SACP, ANC leaders oppose president’s bid to replace Gordhan with Molefe
President Jacob Zuma’s plan to boot out Finance Minister Pravin Gordhan, based on what is claimed to be a damning intelligence report, and replace him with former Eskom chief executive Brian Molefe, has been rejected by the SACP and half of the top six ANC officials.
Details have emerged of how Zuma went to two meetings on Monday armed with an intelligence report believed to contain claims that Gordhan and his deputy, Mcebisi Jonas, had scheduled meetings with people who wanted to overthrow the government.
SACP deputy general secretary Solly Mapaila said a delegation of SACP office bearers had told Zuma the party did not agree with his plans to remove Gordhan and Jonas.

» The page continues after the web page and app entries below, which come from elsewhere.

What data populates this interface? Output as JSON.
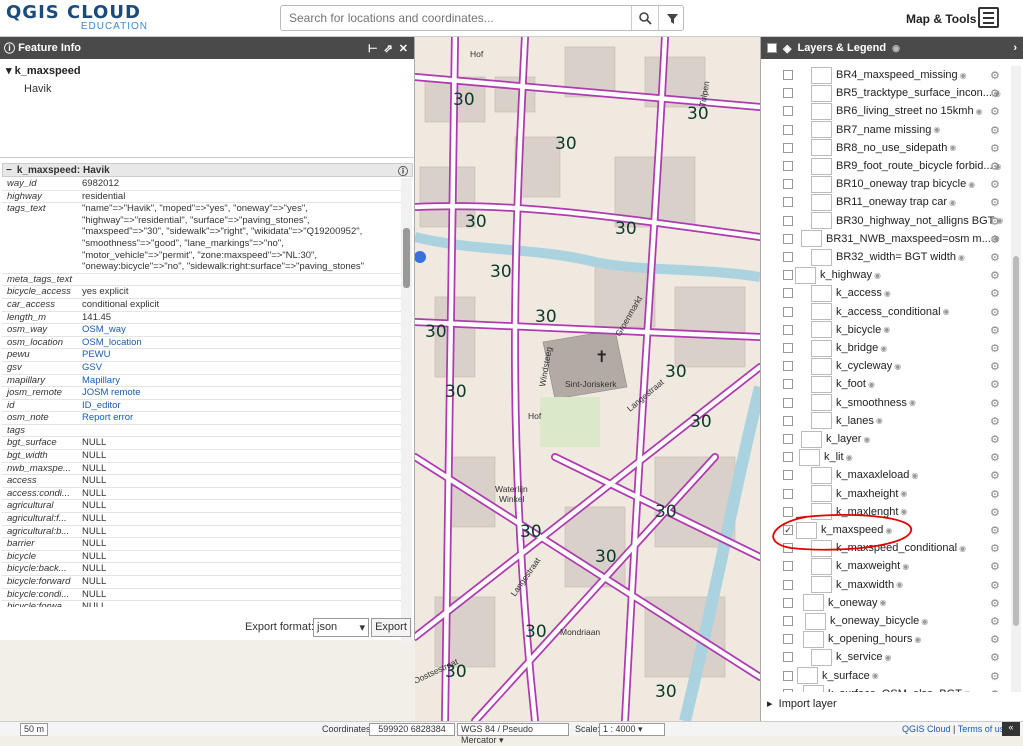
{
  "app": {
    "logo_main": "QGIS CLOUD",
    "logo_sub": "EDUCATION",
    "search_placeholder": "Search for locations and coordinates...",
    "map_tools_label": "Map & Tools"
  },
  "feature_info": {
    "title": "Feature Info",
    "tree_layer": "k_maxspeed",
    "tree_child": "Havik",
    "record_title": "k_maxspeed: Havik",
    "rows": [
      {
        "k": "way_id",
        "v": "6982012"
      },
      {
        "k": "highway",
        "v": "residential"
      },
      {
        "k": "tags_text",
        "v": "\"name\"=>\"Havik\", \"moped\"=>\"yes\", \"oneway\"=>\"yes\",\n\"highway\"=>\"residential\", \"surface\"=>\"paving_stones\",\n\"maxspeed\"=>\"30\", \"sidewalk\"=>\"right\", \"wikidata\"=>\"Q19200952\",\n\"smoothness\"=>\"good\", \"lane_markings\"=>\"no\",\n\"motor_vehicle\"=>\"permit\", \"zone:maxspeed\"=>\"NL:30\",\n\"oneway:bicycle\"=>\"no\", \"sidewalk:right:surface\"=>\"paving_stones\""
      },
      {
        "k": "meta_tags_text",
        "v": ""
      },
      {
        "k": "bicycle_access",
        "v": "yes explicit"
      },
      {
        "k": "car_access",
        "v": "conditional explicit"
      },
      {
        "k": "length_m",
        "v": "141.45"
      },
      {
        "k": "osm_way",
        "v": "OSM_way",
        "link": true
      },
      {
        "k": "osm_location",
        "v": "OSM_location",
        "link": true
      },
      {
        "k": "pewu",
        "v": "PEWU",
        "link": true
      },
      {
        "k": "gsv",
        "v": "GSV",
        "link": true
      },
      {
        "k": "mapillary",
        "v": "Mapillary",
        "link": true
      },
      {
        "k": "josm_remote",
        "v": "JOSM remote",
        "link": true
      },
      {
        "k": "id",
        "v": "ID_editor",
        "link": true
      },
      {
        "k": "osm_note",
        "v": "Report error",
        "link": true
      },
      {
        "k": "tags",
        "v": ""
      },
      {
        "k": "bgt_surface",
        "v": "NULL"
      },
      {
        "k": "bgt_width",
        "v": "NULL"
      },
      {
        "k": "nwb_maxspe...",
        "v": "NULL"
      },
      {
        "k": "access",
        "v": "NULL"
      },
      {
        "k": "access:condi...",
        "v": "NULL"
      },
      {
        "k": "agricultural",
        "v": "NULL"
      },
      {
        "k": "agricultural:f...",
        "v": "NULL"
      },
      {
        "k": "agricultural:b...",
        "v": "NULL"
      },
      {
        "k": "barrier",
        "v": "NULL"
      },
      {
        "k": "bicycle",
        "v": "NULL"
      },
      {
        "k": "bicycle:back...",
        "v": "NULL"
      },
      {
        "k": "bicycle:forward",
        "v": "NULL"
      },
      {
        "k": "bicycle:condi...",
        "v": "NULL"
      },
      {
        "k": "bicycle:forwa...",
        "v": "NULL"
      }
    ],
    "export_label": "Export format:",
    "export_format": "json",
    "export_button": "Export"
  },
  "layers_panel": {
    "title": "Layers & Legend",
    "layers": [
      {
        "name": "BR4_maxspeed_missing",
        "indent": 0,
        "checked": false
      },
      {
        "name": "BR5_tracktype_surface_incon...",
        "indent": 0,
        "checked": false
      },
      {
        "name": "BR6_living_street no 15kmh",
        "indent": 0,
        "checked": false
      },
      {
        "name": "BR7_name missing",
        "indent": 0,
        "checked": false
      },
      {
        "name": "BR8_no_use_sidepath",
        "indent": 0,
        "checked": false
      },
      {
        "name": "BR9_foot_route_bicycle forbid...",
        "indent": 0,
        "checked": false
      },
      {
        "name": "BR10_oneway trap bicycle",
        "indent": 0,
        "checked": false
      },
      {
        "name": "BR11_oneway trap car",
        "indent": 0,
        "checked": false
      },
      {
        "name": "BR30_highway_not_alligns BGT",
        "indent": 0,
        "checked": false
      },
      {
        "name": "BR31_NWB_maxspeed=osm m...",
        "indent": -10,
        "checked": false
      },
      {
        "name": "BR32_width= BGT width",
        "indent": 0,
        "checked": false
      },
      {
        "name": "k_highway",
        "indent": -16,
        "checked": false
      },
      {
        "name": "k_access",
        "indent": 0,
        "checked": false
      },
      {
        "name": "k_access_conditional",
        "indent": 0,
        "checked": false
      },
      {
        "name": "k_bicycle",
        "indent": 0,
        "checked": false
      },
      {
        "name": "k_bridge",
        "indent": 0,
        "checked": false
      },
      {
        "name": "k_cycleway",
        "indent": 0,
        "checked": false
      },
      {
        "name": "k_foot",
        "indent": 0,
        "checked": false
      },
      {
        "name": "k_smoothness",
        "indent": 0,
        "checked": false
      },
      {
        "name": "k_lanes",
        "indent": 0,
        "checked": false
      },
      {
        "name": "k_layer",
        "indent": -10,
        "checked": false
      },
      {
        "name": "k_lit",
        "indent": -12,
        "checked": false
      },
      {
        "name": "k_maxaxleload",
        "indent": 0,
        "checked": false
      },
      {
        "name": "k_maxheight",
        "indent": 0,
        "checked": false
      },
      {
        "name": "k_maxlenght",
        "indent": 0,
        "checked": false
      },
      {
        "name": "k_maxspeed",
        "indent": -15,
        "checked": true
      },
      {
        "name": "k_maxspeed_conditional",
        "indent": 0,
        "checked": false
      },
      {
        "name": "k_maxweight",
        "indent": 0,
        "checked": false
      },
      {
        "name": "k_maxwidth",
        "indent": 0,
        "checked": false
      },
      {
        "name": "k_oneway",
        "indent": -8,
        "checked": false
      },
      {
        "name": "k_oneway_bicycle",
        "indent": -6,
        "checked": false
      },
      {
        "name": "k_opening_hours",
        "indent": -8,
        "checked": false
      },
      {
        "name": "k_service",
        "indent": 0,
        "checked": false
      },
      {
        "name": "k_surface",
        "indent": -14,
        "checked": false
      },
      {
        "name": "k_surface_OSM_else_BGT",
        "indent": -8,
        "checked": false
      }
    ],
    "import_label": "Import layer"
  },
  "map": {
    "speed_label": "30",
    "labels": [
      "Hof",
      "Sint-Joriskerk",
      "Groenmarkt",
      "Langestraat",
      "Windsteeg",
      "Hof",
      "Waterlijn",
      "Winkel",
      "Mondriaan",
      "Langestraat",
      "Oostsestraat",
      "Tulpen"
    ]
  },
  "status": {
    "scale_bar": "50 m",
    "coord_label": "Coordinates:",
    "coord_value": "599920 6828384",
    "crs": "WGS 84 / Pseudo Mercator",
    "scale_label": "Scale:",
    "scale_value": "1 : 4000",
    "qgis_cloud": "QGIS Cloud",
    "sep": " | ",
    "terms": "Terms of use"
  },
  "colors": {
    "road_outline": "#b03ab0",
    "road_fill": "#ffffff",
    "annotation_red": "#e00000",
    "header_dark": "#4a4a4a"
  }
}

Sources said Zuma met the same opposition when he tabled the matter before the party’s top six officials the same day.
This could explain why Zuma has delayed announcing changes to his cabinet.
All eyes were on the Union Buildings until late last night as Zuma held a meeting with his cabinet.
Speculation was rife that Zuma might announce the changes after the meeting.
The president is under pressure from his camp to remove Gordhan to show he is still in charge and to prove he is serious about fighting “white monopoly capital”.
At Monday’s meeting, the SACP delegation had also opposed Zuma’s intention to appoint Molefe in Gordhan’s place, Mapaila said.
“For the record, we did not agree. In fact we opposed it – we opposed [the planned reshuffle] on record,” he said.
Mapaila said although the SACP had agreed on the confidentiality of the meeting, that confidentiality was broken when the story was leaked to the media.
He said his decision to speak out was not a violation of the tripartite alliance protocol, but was to counter an impression that had been created, through the leaks, that the SACP had supported Gordhan’s removal.
“If the president wants to act he must not use us,” Mapaila said.
“We hold comrade Pravin and comrade Mcebisi in high regard.
“I don’t believe these comrades can sell [out] the country. That is my view.”
Mapaila revealed that the SACP delegation had told Zuma to “give Pravin the benefit of the doubt” and not act on a report compiled by a “rogue” intelligence unit.
Zuma had told them that the report said “these comrades may not be acting in the interests of this country”.
Mapaila said: “We said what about the ministers who travel up and down to Dubai – why don’t you give him the benefit of the doubt?”
Zuma had also struggled to convince the ANC top six during a meeting on Monday, sources said.
Insiders said secretary-general Gwede Mantashe, treasurer-general Zweli Mkhize and Deputy President Cyril Ramaphosa rejected Molefe’s name. The meeting proposed that Zuma fire under-performing ministers, including Bathabile Dlamini of Social Development, Mining Minister Mosebenzi Zwane, Communications Minister Faith Muthambi, Water Affairs Minister Nomvula Mokonyane and Des van Rooyen of Cooperative Governance.
Other sources revealed that the “intelligence” report, the origin of which could not be verified, states that Gordhan would have told bankers in London to stand with the Treasury in its fight against the Presidency and the Guptas.
State Security Agency spokesman Brian Dube said he had no knowledge of any intelligence report on Gordhan.
For some time now, there has been some push-back by ANC leaders against Zuma’s intentions to fire Gordhan.
But he and his backers have insisted that it is his prerogative to fire and appoint ministers.
Insiders said Zuma told the top six his relationship with Gordhan was irreparable and he could not trust the finance minister.
Gordhan, who attended the funeral of struggle veteran Ahmed Kathrada yesterday, declined to comment.
But he became emotional when he was saluted “irrespective of whether you are a minister or not” by the Kathrada Foundation at the service.